As a parent of three children who are now grown, and as a former UU religious education teacher, I wish this book had been available when my children began to be aware of the Holocaust and other genocides. This is a book to be read with our children or by our children. It is certainly appropriate for group settings where the story of Anne and her family—and of the chestnut tree whose saplings are now planted in so many places, in remembrance and in hope—is unfortunately too much needed today.
Anne Frank and the Remembering Tree, co-published by Skinner House with the Children’s Museum of Indianapolis, is available from the UUA Bookstore.
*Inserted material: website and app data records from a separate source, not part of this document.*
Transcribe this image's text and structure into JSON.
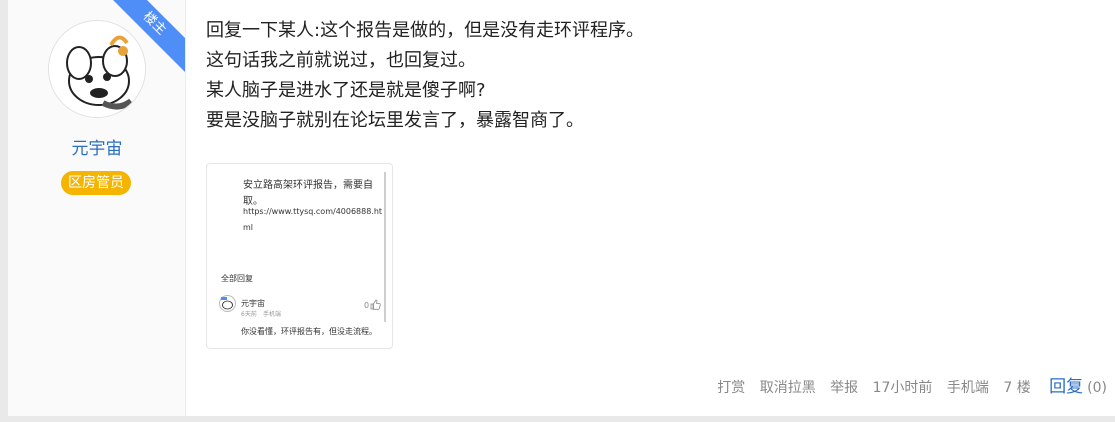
{
  "user": {
    "ribbon": "楼主",
    "name": "元宇宙",
    "badge": "区房管员"
  },
  "post": {
    "lines": [
      "回复一下某人:这个报告是做的，但是没有走环评程序。",
      "这句话我之前就说过，也回复过。",
      "某人脑子是进水了还是就是傻子啊?",
      "要是没脑子就别在论坛里发言了，暴露智商了。"
    ]
  },
  "screenshot": {
    "text1": "安立路高架环评报告，需要自",
    "text2": "取。",
    "text3": "https://www.ttysq.com/4006888.ht",
    "text4": "ml",
    "all_replies": "全部回复",
    "reply_user": "元宇宙",
    "reply_meta_time": "6天前",
    "reply_meta_device": "手机端",
    "like_count": "0",
    "reply_text": "你没看懂，环评报告有，但没走流程。"
  },
  "footer": {
    "tip": "打赏",
    "unblock": "取消拉黑",
    "report": "举报",
    "time": "17小时前",
    "device": "手机端",
    "floor": "7 楼",
    "reply": "回复",
    "reply_count": "(0)"
  }
}
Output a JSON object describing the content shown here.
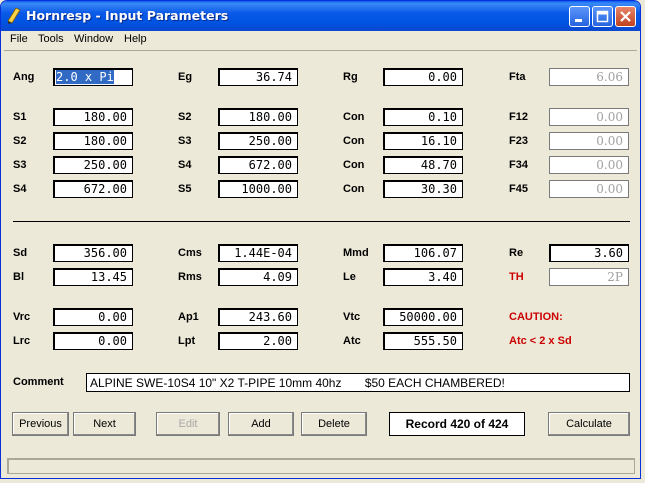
{
  "window": {
    "title": "Hornresp - Input Parameters"
  },
  "menu": {
    "file": "File",
    "tools": "Tools",
    "window": "Window",
    "help": "Help"
  },
  "params": {
    "ang": {
      "label": "Ang",
      "value": "2.0 x Pi"
    },
    "eg": {
      "label": "Eg",
      "value": "36.74"
    },
    "rg": {
      "label": "Rg",
      "value": "0.00"
    },
    "fta": {
      "label": "Fta",
      "value": "6.06"
    },
    "s1a": {
      "label": "S1",
      "value": "180.00"
    },
    "s2a": {
      "label": "S2",
      "value": "180.00"
    },
    "con1": {
      "label": "Con",
      "value": "0.10"
    },
    "f12": {
      "label": "F12",
      "value": "0.00"
    },
    "s2b": {
      "label": "S2",
      "value": "180.00"
    },
    "s3a": {
      "label": "S3",
      "value": "250.00"
    },
    "con2": {
      "label": "Con",
      "value": "16.10"
    },
    "f23": {
      "label": "F23",
      "value": "0.00"
    },
    "s3b": {
      "label": "S3",
      "value": "250.00"
    },
    "s4a": {
      "label": "S4",
      "value": "672.00"
    },
    "con3": {
      "label": "Con",
      "value": "48.70"
    },
    "f34": {
      "label": "F34",
      "value": "0.00"
    },
    "s4b": {
      "label": "S4",
      "value": "672.00"
    },
    "s5": {
      "label": "S5",
      "value": "1000.00"
    },
    "con4": {
      "label": "Con",
      "value": "30.30"
    },
    "f45": {
      "label": "F45",
      "value": "0.00"
    },
    "sd": {
      "label": "Sd",
      "value": "356.00"
    },
    "cms": {
      "label": "Cms",
      "value": "1.44E-04"
    },
    "mmd": {
      "label": "Mmd",
      "value": "106.07"
    },
    "re": {
      "label": "Re",
      "value": "3.60"
    },
    "bl": {
      "label": "Bl",
      "value": "13.45"
    },
    "rms": {
      "label": "Rms",
      "value": "4.09"
    },
    "le": {
      "label": "Le",
      "value": "3.40"
    },
    "th": {
      "label": "TH",
      "value": "2P"
    },
    "vrc": {
      "label": "Vrc",
      "value": "0.00"
    },
    "ap1": {
      "label": "Ap1",
      "value": "243.60"
    },
    "vtc": {
      "label": "Vtc",
      "value": "50000.00"
    },
    "lrc": {
      "label": "Lrc",
      "value": "0.00"
    },
    "lpt": {
      "label": "Lpt",
      "value": "2.00"
    },
    "atc": {
      "label": "Atc",
      "value": "555.50"
    }
  },
  "caution": {
    "title": "CAUTION:",
    "message": "Atc < 2 x Sd"
  },
  "comment": {
    "label": "Comment",
    "value": "ALPINE SWE-10S4 10\" X2 T-PIPE 10mm 40hz       $50 EACH CHAMBERED!"
  },
  "buttons": {
    "previous": "Previous",
    "next": "Next",
    "edit": "Edit",
    "add": "Add",
    "delete": "Delete",
    "calculate": "Calculate"
  },
  "record": "Record 420 of 424",
  "colors": {
    "caution": "#cc0000",
    "titlebar": "#0054e3",
    "selection": "#316ac5"
  }
}
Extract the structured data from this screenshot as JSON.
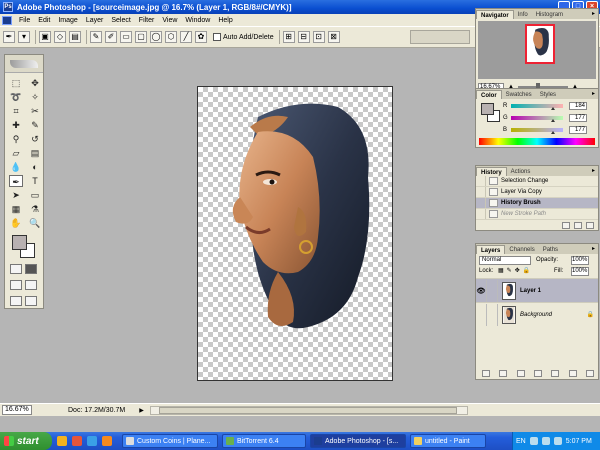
{
  "window": {
    "title": "Adobe Photoshop - [sourceimage.jpg @ 16.7% (Layer 1, RGB/8#/CMYK)]",
    "app_icon": "photoshop-icon"
  },
  "menu": [
    "File",
    "Edit",
    "Image",
    "Layer",
    "Select",
    "Filter",
    "View",
    "Window",
    "Help"
  ],
  "options_bar": {
    "auto_add_delete_label": "Auto Add/Delete"
  },
  "status": {
    "zoom": "16.67%",
    "doc": "Doc: 17.2M/30.7M"
  },
  "navigator": {
    "tabs": [
      "Navigator",
      "Info",
      "Histogram"
    ],
    "zoom": "16.67%"
  },
  "color_panel": {
    "tabs": [
      "Color",
      "Swatches",
      "Styles"
    ],
    "channels": [
      {
        "label": "R",
        "value": "184"
      },
      {
        "label": "G",
        "value": "177"
      },
      {
        "label": "B",
        "value": "177"
      }
    ],
    "foreground": "#b8b1b1",
    "background": "#ffffff"
  },
  "history": {
    "tabs": [
      "History",
      "Actions"
    ],
    "items": [
      "Selection Change",
      "Layer Via Copy",
      "History Brush",
      "New Stroke Path"
    ]
  },
  "layers": {
    "tabs": [
      "Layers",
      "Channels",
      "Paths"
    ],
    "blend_mode": "Normal",
    "opacity_label": "Opacity:",
    "opacity": "100%",
    "lock_label": "Lock:",
    "fill_label": "Fill:",
    "fill": "100%",
    "items": [
      {
        "name": "Layer 1"
      },
      {
        "name": "Background"
      }
    ]
  },
  "taskbar": {
    "start": "start",
    "tasks": [
      "Custom Coins | Plane...",
      "BitTorrent 6.4",
      "Adobe Photoshop - [s...",
      "untitled - Paint"
    ],
    "lang": "EN",
    "time": "5:07 PM"
  }
}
The Sapling Project of the Anne Frank Center USA brings together diverse communities and educational centers in a shared celebration of Anne, her beloved chestnut tree, her appreciation of nature, and her longing for freedom and justice in the world. Since 2009 the Center has awarded 11 saplings of the Anne Frank Tree to sites across the country.
Watch “Nurturing the Spiritual Imagination of Children,” the Sophia Fahs Lecture given by Rabbi Sandy Sasso at the 2009 UUA General Assembly. More recently, in an interview with the Faith and Leadership online magazine, Rabbi Sasso talked about how stories and art allow children and adults to engage deeply in the sacred.
International Holocaust Remembrance Day is January 27, 2015. The U.S. Holocaust Memorial Museum has produced a 38-minute film, “The Path to Nazi Genocide,” which you can watch here. (Note: The film is intended for adult viewers; selected segments may be appropriate for younger audiences.)
Explore the Portrait of Jewish Americans provided by the Pew Research Center (2013).
Read the story of Unitarians Martha and Waitstill Sharp, honored posthumously as “Righteous Among the Nations” by Yad Vashem, the Holocaust Martyrs’ and Heroes’ Remembrance Authority in Israel, in the Tapestry of Faith children’s program Toolbox of Faith.
About the Blogger
Rev. Marti Keller is a self-identified, lifelong Jewnitarian. The co-editor of Jewish Voices in Unitarian Universalism (Skinner House, 2014), she is a former president of UUs for Jewish Awareness and a member of the board of the Society for Humanistic Judaism.